Return all lines of the data in which the string "title" occurs.

Start of RECORDS SUPPLIED

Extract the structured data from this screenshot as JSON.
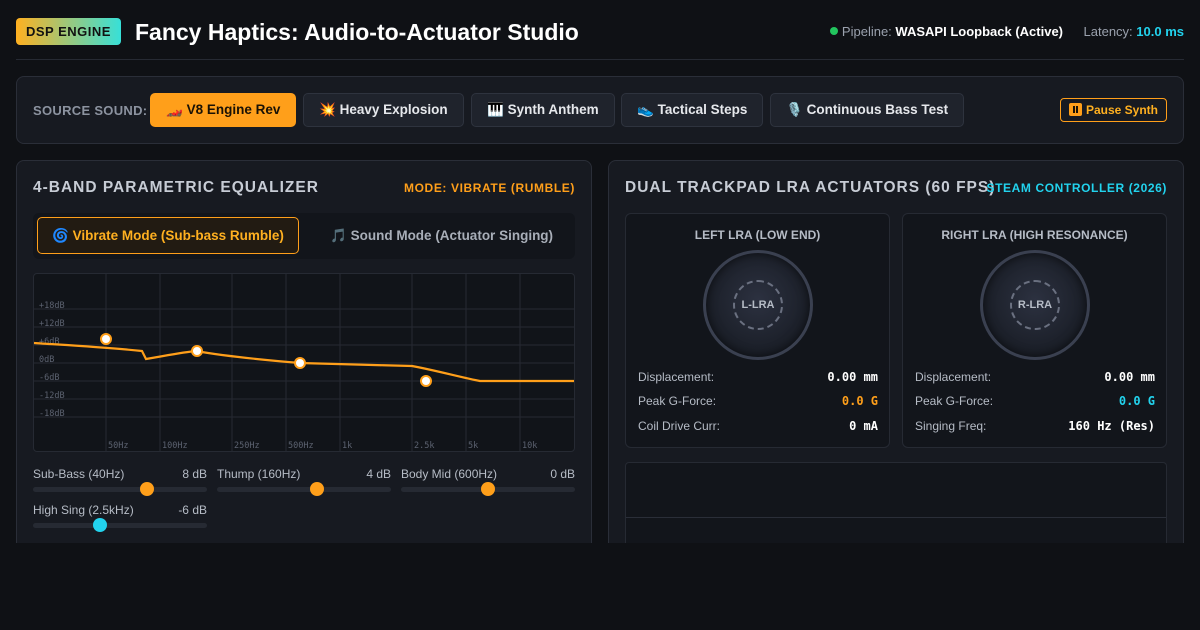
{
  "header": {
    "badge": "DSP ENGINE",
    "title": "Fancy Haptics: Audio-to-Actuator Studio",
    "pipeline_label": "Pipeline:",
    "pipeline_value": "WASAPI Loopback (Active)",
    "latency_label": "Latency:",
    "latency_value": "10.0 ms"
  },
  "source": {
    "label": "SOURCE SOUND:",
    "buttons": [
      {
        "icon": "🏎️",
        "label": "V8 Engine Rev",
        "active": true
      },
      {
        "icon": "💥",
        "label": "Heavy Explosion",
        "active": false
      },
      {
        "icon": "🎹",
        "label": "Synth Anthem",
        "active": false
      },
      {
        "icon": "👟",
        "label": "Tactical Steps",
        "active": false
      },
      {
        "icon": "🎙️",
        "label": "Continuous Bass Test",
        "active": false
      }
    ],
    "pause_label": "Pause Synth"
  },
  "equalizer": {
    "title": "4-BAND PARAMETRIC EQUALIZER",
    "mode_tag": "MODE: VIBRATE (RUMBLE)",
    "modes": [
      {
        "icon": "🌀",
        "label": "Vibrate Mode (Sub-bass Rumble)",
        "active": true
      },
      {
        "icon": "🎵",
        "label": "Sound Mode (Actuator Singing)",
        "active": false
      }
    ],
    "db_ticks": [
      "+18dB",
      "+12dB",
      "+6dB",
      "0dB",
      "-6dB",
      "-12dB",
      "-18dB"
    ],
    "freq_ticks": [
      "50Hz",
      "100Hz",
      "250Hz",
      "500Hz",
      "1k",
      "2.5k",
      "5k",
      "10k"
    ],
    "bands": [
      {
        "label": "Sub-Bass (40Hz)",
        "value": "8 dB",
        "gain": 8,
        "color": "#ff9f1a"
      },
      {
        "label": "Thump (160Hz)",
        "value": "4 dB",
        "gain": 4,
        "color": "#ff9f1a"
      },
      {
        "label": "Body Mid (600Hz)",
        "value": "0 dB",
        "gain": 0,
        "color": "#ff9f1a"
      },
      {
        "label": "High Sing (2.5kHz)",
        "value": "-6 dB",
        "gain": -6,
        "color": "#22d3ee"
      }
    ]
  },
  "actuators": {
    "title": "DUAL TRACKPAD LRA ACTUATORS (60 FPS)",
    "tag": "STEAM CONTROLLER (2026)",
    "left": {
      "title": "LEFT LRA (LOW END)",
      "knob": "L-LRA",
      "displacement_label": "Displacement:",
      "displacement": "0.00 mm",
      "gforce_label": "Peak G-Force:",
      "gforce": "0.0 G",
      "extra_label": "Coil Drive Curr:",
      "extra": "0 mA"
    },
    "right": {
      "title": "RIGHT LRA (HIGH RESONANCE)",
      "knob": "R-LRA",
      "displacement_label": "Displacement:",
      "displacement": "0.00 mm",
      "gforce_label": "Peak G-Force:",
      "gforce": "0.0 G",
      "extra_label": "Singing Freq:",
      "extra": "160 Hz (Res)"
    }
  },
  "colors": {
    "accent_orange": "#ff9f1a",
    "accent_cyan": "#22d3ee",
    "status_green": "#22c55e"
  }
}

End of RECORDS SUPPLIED
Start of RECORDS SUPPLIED

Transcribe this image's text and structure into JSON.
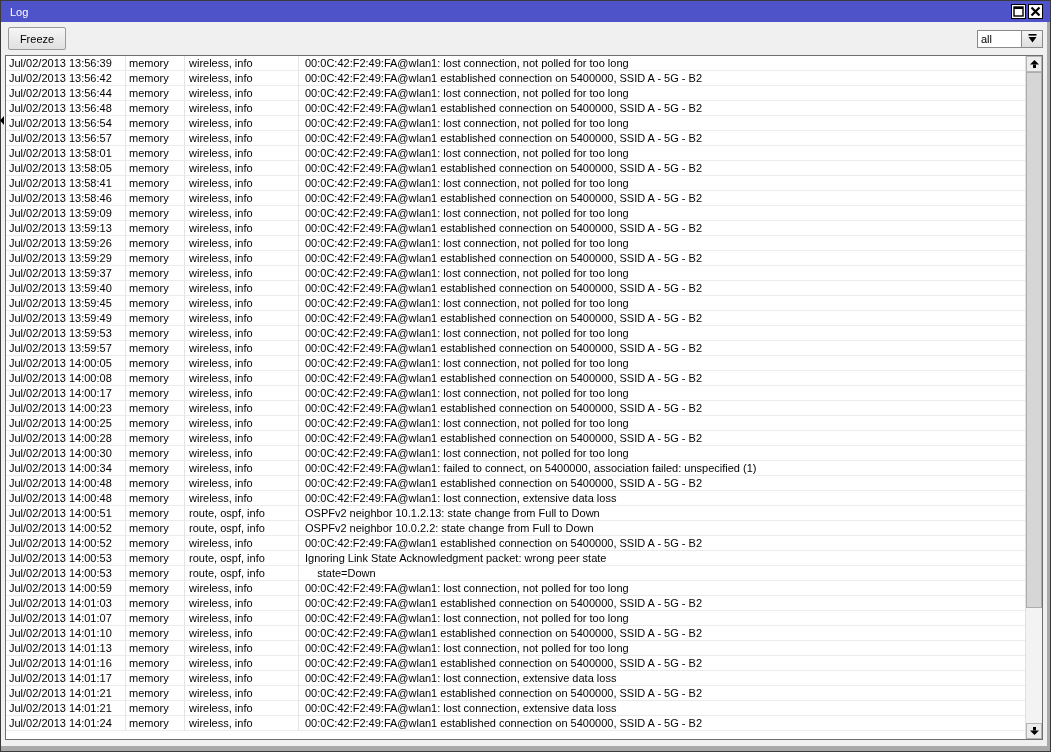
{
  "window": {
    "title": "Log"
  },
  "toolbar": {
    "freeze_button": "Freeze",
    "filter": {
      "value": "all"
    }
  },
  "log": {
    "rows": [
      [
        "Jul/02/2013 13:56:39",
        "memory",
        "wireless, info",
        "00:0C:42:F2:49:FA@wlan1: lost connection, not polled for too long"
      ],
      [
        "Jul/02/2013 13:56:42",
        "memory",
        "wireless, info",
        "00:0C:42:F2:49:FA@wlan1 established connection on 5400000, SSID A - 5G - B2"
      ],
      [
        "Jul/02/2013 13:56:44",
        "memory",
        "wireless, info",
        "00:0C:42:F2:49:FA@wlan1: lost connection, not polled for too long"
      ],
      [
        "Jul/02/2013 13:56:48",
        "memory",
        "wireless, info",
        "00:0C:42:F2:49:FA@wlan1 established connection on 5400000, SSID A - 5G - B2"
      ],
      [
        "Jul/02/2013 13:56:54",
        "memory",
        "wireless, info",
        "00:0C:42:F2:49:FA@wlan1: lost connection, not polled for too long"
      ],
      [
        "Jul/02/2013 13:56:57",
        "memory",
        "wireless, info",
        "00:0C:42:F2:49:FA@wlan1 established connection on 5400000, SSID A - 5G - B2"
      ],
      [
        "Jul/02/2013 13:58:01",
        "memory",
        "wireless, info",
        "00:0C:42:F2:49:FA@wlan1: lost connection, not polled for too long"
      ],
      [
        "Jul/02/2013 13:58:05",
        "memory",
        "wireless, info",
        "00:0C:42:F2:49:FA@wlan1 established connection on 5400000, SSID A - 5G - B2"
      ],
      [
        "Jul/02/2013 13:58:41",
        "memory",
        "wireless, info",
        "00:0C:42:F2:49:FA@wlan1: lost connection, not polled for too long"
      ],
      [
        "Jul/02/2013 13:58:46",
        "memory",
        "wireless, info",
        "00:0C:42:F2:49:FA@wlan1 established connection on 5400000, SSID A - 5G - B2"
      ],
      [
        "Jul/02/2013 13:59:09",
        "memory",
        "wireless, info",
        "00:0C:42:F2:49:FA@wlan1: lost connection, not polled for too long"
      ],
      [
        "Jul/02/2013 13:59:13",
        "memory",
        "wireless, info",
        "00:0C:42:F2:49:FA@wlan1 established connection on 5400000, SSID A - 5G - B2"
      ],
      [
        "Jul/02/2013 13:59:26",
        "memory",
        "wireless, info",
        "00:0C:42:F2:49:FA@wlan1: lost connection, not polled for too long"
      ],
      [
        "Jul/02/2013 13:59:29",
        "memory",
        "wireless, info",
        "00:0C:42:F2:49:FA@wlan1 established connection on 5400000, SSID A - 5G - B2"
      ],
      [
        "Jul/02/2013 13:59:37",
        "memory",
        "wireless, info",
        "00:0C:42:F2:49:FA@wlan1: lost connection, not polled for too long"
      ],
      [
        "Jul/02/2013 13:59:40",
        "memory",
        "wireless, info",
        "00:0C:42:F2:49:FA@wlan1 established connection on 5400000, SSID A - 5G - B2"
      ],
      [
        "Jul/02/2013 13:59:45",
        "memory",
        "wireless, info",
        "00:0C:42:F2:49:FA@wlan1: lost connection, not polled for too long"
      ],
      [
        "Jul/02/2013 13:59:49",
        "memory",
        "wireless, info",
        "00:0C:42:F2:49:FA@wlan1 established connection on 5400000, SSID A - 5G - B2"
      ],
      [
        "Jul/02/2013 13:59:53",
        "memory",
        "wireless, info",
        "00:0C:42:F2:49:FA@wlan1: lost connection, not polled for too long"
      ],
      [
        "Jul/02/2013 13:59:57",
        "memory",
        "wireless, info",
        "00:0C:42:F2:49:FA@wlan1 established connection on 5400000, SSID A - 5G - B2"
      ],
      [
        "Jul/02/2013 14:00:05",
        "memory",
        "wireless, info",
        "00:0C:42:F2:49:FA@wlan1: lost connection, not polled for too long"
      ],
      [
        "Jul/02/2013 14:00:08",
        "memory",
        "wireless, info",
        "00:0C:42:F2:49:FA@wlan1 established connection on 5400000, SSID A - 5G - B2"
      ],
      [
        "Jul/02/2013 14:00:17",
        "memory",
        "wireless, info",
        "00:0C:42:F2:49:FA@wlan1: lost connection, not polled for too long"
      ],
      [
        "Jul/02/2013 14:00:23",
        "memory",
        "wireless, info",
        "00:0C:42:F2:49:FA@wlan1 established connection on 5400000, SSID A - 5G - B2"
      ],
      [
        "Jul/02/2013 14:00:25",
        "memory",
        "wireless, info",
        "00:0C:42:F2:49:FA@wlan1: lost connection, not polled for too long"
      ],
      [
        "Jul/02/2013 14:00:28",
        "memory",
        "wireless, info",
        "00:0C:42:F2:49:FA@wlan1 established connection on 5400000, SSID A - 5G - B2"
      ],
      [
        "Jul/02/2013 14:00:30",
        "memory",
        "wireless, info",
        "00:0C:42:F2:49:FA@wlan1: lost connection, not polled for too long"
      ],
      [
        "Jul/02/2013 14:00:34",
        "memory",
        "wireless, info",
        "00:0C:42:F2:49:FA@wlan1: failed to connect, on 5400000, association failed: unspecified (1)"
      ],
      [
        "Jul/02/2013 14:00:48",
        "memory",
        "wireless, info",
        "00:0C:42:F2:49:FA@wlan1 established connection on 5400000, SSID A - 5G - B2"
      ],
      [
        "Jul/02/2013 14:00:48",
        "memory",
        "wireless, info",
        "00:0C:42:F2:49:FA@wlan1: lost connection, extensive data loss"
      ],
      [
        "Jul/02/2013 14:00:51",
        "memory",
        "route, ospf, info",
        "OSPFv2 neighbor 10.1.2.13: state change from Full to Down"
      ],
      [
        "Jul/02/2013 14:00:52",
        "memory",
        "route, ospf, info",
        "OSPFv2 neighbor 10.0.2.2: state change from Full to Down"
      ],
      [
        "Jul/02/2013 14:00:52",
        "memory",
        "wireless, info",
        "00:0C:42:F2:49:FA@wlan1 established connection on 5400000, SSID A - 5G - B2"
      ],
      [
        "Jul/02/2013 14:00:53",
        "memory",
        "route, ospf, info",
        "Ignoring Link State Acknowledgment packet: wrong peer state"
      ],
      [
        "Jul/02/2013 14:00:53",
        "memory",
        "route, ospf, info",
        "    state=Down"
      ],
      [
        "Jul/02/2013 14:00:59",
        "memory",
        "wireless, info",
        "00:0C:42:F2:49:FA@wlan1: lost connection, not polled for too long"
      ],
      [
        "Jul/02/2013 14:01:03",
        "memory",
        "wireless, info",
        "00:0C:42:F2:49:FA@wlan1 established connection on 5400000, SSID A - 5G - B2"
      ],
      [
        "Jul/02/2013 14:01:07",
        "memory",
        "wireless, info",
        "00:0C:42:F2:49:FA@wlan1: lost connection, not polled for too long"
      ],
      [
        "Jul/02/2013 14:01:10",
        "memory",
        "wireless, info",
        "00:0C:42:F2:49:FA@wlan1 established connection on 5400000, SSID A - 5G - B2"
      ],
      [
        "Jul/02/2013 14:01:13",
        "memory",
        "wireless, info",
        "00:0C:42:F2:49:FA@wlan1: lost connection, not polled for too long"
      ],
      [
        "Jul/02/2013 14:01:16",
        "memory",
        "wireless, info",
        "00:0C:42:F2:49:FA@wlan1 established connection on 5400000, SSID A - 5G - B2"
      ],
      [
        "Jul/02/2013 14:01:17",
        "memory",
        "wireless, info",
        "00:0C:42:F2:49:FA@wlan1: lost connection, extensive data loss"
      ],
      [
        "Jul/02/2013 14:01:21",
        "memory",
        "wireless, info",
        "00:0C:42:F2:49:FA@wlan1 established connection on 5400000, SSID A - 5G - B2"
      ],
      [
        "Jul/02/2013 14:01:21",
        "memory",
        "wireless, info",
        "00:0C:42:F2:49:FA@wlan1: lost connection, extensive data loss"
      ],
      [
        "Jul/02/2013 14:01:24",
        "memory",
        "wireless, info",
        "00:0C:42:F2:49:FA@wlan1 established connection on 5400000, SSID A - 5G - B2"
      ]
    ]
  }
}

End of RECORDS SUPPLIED

(YOUR SOLUTION):
    "title": "Fancy Haptics: Audio-to-Actuator Studio",
    "title": "4-BAND PARAMETRIC EQUALIZER",
    "title": "DUAL TRACKPAD LRA ACTUATORS (60 FPS)",
      "title": "LEFT LRA (LOW END)",
      "title": "RIGHT LRA (HIGH RESONANCE)",
    "title": "Log"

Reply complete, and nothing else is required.